According to researchers, a new type of attack has been used by criminals since May 16, 2018. This is also confirmed by posts by affected users on the WordPress.org forums.
At the first stage of the attack, hackers pick up a username and password (credentials are taken from various large leak databases) suitable for WordPress.com account. Since the problem of password reuse is still one of the main weaknesses of users, there is no shortage of such accounts for attackers.
It’s worth noting here that WordPress.com accounts are primarily used to manage blogs hosted on the Automattic platform, i.e. they are different from WordPress.org accounts or administrative accounts of individual sites under managing WordPress CMS.
However, a few years ago, Automattic developers presented to the public open source analytics plugin Jetpack, based on the version then used by WordPress.com. Now the open source version of this plugin has acquired many useful features and is widely used by administrators of stand-alone sites based on WordPress.
One of the features of the Jetpack plugin is the ability to link a single WordPress site to a WordPress.com account. Thus, the Jetpack panel can be used directly from under WordPress.com, and it can be used to simultaneously manage hundreds of WordPress sites from one place. To do this, of course, you need to install Jetpack on each site, but WordPress.com offers the ability to install Jetpack right from its control panel. At the same time, the plugin does not even have to be placed in the official WordPress.org repository, which gave attackers the opportunity to upload an arbitrary ZIP file containing malicious code to sites.
According to Wordfence, attackers are taking control of WordPress.com accounts, and if stand-alone sites running WordPress are linked to the account, criminals get the opportunity to install malicious plugins containing a backdoor on them. So, on May 16, unknown hackers distributed the pluginsamonsters plugin in this way, and on May 21 they switched to the wpsmilepack plugin. So far, attackers use such backdoors to send spam and create fake technical support pages.
The exact number of affected resources is unknown, and the researchers note that even detecting such an attack is very difficult. The fact is that malicious plugins are visible in the WordPress.com control panel, but “invisible” in the list of plugins on the affected sites themselves.
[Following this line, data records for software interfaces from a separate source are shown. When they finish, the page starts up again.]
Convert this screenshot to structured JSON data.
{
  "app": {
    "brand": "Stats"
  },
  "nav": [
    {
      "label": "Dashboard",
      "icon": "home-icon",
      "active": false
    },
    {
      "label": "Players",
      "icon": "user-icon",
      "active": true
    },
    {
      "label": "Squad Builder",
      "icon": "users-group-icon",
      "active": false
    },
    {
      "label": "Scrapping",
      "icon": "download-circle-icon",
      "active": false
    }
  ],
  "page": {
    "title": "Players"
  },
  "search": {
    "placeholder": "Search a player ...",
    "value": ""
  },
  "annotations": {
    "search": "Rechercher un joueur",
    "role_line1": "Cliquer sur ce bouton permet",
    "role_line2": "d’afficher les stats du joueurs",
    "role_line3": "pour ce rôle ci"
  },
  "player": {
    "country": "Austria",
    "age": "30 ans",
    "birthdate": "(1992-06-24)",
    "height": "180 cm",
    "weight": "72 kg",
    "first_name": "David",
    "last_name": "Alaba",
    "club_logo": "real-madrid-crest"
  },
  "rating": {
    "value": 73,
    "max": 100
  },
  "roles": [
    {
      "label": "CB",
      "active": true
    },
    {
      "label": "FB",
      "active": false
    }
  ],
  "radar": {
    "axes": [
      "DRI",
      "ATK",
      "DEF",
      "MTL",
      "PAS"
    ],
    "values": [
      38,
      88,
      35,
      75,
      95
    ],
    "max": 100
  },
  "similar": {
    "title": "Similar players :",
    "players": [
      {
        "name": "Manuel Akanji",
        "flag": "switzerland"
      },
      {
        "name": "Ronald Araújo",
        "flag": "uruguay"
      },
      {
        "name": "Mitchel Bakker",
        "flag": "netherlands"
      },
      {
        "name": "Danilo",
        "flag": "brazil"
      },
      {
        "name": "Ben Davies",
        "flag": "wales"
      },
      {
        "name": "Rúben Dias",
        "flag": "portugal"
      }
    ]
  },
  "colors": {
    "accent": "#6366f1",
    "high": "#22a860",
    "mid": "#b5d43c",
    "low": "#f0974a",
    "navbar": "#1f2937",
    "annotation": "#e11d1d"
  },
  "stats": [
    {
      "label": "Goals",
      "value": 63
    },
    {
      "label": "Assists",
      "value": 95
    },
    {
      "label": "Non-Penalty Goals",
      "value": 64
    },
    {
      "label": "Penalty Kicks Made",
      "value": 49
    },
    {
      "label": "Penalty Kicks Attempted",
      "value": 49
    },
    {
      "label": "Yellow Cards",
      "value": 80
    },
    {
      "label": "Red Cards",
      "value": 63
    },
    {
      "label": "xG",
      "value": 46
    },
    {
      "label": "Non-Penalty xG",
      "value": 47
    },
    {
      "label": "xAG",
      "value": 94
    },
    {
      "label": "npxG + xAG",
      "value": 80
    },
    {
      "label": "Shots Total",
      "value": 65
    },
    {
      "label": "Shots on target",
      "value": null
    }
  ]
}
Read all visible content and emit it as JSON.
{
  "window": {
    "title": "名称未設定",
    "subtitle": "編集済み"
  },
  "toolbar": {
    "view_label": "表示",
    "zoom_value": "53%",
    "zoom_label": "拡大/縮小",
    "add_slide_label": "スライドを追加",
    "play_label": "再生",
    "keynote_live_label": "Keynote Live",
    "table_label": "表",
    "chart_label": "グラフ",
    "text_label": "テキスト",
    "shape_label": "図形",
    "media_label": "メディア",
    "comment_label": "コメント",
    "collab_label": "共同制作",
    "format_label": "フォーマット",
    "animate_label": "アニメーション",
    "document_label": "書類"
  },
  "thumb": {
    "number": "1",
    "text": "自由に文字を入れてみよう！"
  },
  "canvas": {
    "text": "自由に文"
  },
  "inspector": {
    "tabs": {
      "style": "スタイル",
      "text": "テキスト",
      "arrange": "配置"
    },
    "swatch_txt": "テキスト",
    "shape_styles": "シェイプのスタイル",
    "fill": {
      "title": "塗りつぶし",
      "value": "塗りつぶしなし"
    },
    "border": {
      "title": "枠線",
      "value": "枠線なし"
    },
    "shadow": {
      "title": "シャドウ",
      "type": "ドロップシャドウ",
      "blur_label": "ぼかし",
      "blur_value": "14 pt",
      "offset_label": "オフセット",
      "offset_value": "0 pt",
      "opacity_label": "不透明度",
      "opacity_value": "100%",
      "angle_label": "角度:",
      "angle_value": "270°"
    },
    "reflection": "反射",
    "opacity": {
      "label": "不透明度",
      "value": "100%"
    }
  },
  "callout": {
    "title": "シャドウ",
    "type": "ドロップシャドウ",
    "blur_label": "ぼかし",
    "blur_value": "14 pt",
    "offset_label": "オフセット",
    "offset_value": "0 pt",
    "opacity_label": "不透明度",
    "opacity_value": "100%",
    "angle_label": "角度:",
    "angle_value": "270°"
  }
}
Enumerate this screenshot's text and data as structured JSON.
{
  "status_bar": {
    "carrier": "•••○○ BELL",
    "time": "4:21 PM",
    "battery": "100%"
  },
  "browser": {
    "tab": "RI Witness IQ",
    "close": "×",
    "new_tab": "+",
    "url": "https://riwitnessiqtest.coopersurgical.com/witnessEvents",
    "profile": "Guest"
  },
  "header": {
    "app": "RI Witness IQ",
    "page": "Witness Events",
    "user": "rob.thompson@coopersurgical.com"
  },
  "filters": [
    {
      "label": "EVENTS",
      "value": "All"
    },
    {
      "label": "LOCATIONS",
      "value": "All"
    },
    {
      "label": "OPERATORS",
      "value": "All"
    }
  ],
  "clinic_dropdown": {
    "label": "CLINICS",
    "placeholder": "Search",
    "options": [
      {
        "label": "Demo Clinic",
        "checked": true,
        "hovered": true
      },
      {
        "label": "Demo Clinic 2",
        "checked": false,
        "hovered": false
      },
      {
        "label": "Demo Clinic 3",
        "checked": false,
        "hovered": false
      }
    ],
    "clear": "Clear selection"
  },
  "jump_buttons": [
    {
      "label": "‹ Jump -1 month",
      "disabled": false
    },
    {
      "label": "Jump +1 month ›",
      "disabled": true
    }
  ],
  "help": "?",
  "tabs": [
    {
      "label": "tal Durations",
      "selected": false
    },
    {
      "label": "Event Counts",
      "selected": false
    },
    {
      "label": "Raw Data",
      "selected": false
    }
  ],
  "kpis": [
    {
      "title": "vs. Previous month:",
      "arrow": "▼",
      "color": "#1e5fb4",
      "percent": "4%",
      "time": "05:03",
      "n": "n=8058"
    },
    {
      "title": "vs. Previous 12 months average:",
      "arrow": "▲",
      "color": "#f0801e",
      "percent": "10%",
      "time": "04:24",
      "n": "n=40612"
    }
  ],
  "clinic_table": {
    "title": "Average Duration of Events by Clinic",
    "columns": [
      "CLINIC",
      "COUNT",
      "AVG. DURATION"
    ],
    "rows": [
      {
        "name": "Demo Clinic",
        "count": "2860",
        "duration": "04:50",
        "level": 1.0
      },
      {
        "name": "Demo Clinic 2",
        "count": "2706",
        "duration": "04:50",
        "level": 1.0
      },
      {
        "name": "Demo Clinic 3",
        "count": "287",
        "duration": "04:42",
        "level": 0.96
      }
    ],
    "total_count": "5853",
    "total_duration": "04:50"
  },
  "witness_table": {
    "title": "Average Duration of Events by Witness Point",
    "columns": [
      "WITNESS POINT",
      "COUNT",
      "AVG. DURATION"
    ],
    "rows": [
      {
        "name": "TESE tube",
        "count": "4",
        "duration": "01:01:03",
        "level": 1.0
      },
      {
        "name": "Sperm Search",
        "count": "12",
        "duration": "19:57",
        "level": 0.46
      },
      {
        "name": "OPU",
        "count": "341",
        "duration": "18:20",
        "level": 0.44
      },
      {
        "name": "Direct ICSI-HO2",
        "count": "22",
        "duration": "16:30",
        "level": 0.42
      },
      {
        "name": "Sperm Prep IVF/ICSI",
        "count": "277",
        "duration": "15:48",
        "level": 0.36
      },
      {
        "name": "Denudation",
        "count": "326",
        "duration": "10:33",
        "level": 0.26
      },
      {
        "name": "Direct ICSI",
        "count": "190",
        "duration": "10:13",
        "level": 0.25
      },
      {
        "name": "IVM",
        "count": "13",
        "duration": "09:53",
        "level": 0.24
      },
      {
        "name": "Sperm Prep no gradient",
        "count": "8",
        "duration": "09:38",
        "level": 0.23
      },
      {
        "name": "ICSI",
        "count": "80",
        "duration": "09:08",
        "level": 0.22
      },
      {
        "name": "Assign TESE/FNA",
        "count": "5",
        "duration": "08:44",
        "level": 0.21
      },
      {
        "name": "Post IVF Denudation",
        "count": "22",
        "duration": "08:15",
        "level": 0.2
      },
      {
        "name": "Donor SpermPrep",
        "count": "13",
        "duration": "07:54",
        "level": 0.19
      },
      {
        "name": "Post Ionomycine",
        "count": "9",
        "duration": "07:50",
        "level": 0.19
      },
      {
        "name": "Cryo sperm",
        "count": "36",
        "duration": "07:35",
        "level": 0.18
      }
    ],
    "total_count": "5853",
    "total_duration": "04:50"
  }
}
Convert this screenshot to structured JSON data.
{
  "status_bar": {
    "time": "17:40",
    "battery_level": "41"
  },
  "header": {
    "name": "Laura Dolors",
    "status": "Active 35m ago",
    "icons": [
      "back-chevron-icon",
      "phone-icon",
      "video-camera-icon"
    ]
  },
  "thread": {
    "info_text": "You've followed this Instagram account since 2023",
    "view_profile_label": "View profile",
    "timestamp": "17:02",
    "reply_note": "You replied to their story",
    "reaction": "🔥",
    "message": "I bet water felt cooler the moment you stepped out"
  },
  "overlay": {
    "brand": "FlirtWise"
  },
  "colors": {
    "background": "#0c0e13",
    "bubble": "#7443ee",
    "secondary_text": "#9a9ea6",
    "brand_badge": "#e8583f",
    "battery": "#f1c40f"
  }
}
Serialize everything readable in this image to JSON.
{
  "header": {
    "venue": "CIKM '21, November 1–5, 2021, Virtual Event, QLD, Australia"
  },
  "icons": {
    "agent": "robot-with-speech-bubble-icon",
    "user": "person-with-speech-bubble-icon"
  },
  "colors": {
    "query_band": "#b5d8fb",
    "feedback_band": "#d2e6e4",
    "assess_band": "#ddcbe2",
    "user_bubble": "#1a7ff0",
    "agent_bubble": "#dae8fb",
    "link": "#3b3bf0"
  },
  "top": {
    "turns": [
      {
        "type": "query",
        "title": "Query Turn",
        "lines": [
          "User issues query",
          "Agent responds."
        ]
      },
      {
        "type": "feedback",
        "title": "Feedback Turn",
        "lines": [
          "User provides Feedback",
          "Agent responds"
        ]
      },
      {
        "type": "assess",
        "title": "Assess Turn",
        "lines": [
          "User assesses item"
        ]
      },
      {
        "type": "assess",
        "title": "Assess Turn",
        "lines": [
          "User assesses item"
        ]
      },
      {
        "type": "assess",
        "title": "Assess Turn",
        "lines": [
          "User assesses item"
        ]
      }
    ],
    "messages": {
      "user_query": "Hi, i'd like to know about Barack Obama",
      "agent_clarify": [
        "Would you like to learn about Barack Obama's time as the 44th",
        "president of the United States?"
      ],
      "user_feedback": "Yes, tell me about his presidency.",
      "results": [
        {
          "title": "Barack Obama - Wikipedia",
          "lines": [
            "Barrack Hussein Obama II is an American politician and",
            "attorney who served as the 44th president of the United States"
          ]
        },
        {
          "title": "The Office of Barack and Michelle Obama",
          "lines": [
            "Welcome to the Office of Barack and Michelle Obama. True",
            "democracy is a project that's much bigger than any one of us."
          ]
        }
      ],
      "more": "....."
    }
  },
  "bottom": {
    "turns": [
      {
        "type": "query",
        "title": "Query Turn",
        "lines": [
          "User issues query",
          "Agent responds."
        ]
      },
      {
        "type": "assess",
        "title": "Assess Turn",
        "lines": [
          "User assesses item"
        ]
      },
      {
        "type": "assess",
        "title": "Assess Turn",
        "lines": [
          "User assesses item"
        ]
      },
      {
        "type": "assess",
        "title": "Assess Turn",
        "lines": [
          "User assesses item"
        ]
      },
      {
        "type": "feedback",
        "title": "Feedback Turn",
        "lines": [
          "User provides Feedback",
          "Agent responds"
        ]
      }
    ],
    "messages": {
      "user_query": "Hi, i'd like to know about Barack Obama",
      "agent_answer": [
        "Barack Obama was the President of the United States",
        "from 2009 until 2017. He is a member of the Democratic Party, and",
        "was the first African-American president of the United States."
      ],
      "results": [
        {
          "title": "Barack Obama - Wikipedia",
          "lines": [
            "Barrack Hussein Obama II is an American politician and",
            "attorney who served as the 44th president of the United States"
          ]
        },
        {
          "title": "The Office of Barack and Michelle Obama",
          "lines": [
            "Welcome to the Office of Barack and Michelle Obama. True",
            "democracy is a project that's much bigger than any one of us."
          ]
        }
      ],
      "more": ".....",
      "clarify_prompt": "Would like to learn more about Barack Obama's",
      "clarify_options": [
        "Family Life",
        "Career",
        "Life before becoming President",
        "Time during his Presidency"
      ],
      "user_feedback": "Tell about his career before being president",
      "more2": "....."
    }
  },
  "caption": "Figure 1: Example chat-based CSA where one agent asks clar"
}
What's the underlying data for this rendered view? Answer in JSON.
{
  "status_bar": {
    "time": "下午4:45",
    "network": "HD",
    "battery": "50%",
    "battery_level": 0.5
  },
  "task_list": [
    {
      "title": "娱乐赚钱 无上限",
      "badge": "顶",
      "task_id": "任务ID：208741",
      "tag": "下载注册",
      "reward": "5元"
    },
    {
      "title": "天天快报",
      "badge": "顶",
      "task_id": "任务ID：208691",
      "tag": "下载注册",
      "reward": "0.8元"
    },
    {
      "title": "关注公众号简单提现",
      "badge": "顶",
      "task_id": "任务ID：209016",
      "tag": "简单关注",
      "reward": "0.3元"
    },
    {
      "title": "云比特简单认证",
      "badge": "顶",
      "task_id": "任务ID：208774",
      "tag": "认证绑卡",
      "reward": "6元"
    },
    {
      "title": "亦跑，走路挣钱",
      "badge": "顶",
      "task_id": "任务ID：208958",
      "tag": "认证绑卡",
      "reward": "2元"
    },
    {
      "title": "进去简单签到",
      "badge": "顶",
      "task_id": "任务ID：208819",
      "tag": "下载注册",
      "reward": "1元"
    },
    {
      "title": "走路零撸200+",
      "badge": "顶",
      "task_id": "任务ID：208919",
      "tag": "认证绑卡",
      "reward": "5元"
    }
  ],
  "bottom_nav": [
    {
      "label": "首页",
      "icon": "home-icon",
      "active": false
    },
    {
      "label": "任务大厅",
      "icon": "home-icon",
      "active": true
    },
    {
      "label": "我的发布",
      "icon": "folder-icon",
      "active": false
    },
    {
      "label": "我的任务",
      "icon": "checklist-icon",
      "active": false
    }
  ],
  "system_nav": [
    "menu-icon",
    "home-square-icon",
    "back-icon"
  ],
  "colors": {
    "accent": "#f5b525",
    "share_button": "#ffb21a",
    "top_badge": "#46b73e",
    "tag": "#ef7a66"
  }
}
As a result, experts urge site owners who also have WordPress.com accounts to check the list of installed plugins and, if necessary, remove malicious solutions, change passwords, and enable two-factor authentication.